In the last 12 months while on the Accelerator, we’ve been thrilled to support Skin Vision as they recognised a value in investing in a UK staff member and took every opportunity available through the Accelerator, and Push Doctor as they achieved a reach of 5.2 million patients accessing primary care services.
We’ve been very proud of Sweatcoin’s relationship management with SW London, going the extra mile, it is an exemplar for good customer relationship and digital health collaboration. As well as opportunities, the global pandemic brought barriers for some digital health SMEs but I think I can speak on behalf of the whole team when I say we’ve been inspired by the achievements of Oxford Heartbeat over the past 12 months as they have proved not all things in their business needed to stop because of COVID, they won grants and awards and developed the business even expanding and hiring new staff.

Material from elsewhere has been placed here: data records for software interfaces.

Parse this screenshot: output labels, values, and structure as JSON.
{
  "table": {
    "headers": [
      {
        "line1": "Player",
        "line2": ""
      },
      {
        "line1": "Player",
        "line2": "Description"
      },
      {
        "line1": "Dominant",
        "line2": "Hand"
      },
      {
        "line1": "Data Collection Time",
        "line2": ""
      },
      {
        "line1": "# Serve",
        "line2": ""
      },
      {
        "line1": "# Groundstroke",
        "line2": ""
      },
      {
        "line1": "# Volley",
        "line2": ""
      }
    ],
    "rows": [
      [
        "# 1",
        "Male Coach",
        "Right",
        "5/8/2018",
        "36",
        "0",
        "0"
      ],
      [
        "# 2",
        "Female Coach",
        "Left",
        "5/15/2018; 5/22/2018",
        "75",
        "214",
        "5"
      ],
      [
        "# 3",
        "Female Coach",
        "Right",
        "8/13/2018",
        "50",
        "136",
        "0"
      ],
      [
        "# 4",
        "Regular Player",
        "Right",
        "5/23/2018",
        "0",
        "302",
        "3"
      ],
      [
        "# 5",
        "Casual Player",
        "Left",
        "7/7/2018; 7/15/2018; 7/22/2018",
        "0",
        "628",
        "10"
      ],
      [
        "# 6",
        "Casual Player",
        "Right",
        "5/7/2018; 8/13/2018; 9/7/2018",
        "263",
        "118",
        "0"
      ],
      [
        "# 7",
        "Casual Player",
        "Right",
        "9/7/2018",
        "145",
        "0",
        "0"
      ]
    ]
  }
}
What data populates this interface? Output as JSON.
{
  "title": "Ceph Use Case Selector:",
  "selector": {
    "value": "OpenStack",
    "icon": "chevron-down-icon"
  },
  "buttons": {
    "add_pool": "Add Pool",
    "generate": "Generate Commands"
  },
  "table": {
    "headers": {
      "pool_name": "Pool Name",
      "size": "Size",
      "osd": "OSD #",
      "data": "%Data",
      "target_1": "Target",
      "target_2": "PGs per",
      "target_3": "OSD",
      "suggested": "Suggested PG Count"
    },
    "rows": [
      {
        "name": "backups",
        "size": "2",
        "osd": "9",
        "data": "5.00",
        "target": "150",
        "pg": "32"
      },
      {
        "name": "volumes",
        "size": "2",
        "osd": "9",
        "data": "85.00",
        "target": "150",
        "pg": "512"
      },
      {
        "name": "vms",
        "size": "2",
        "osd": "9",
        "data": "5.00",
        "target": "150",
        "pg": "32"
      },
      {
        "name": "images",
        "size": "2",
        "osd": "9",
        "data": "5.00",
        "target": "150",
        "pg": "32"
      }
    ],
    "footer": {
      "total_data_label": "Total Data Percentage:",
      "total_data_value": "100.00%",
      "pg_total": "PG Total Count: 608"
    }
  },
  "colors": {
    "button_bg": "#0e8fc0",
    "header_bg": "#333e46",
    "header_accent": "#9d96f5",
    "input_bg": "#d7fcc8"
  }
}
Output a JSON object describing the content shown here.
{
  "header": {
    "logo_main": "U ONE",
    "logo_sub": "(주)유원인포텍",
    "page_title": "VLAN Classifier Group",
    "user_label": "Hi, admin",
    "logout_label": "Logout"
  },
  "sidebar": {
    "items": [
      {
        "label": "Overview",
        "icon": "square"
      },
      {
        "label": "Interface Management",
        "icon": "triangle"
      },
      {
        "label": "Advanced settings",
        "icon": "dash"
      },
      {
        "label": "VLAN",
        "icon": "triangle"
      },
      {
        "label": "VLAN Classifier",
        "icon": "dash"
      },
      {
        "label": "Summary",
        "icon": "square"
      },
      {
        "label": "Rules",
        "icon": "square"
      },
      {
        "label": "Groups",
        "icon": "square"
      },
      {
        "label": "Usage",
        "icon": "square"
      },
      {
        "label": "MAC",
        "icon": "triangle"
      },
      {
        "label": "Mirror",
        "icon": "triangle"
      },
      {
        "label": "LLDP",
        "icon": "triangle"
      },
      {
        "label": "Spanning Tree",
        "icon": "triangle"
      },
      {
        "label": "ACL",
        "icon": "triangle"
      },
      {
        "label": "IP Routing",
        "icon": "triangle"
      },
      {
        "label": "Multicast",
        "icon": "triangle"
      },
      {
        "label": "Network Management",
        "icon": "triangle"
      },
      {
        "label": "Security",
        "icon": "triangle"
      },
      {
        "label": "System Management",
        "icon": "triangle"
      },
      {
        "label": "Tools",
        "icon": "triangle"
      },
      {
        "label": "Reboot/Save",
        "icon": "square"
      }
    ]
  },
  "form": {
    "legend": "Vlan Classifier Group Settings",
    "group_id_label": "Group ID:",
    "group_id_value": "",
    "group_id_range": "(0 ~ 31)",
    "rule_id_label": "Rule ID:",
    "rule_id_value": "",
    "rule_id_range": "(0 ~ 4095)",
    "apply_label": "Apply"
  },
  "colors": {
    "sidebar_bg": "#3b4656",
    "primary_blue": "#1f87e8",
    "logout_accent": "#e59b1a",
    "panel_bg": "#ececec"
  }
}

The future of health and social care really does rely on the success of digital health products and services like those we support.
The past few months have been tough for us all, in different ways and for different reasons, but I am incredibly proud to have led this fantastic programme at a time I think we will all look back on as a defining moment for digital health.
Jenny Thomas, DigitalHealth.London’s Programme Director, is returning from maternity leave this month and as Deputy Programme Director I am going on to lead the Digital Pioneer Fellowship, a programme supporting NHS staff to deliver digital transformation projects. So, I am remaining part of the DigitalHealth.London family. I’d like to thank all of the companies on the Accelerator for their flexibility and continued engagement with the programme. A special thanks to the DigitalHealth.London team and partners for inspiring me every day to do better.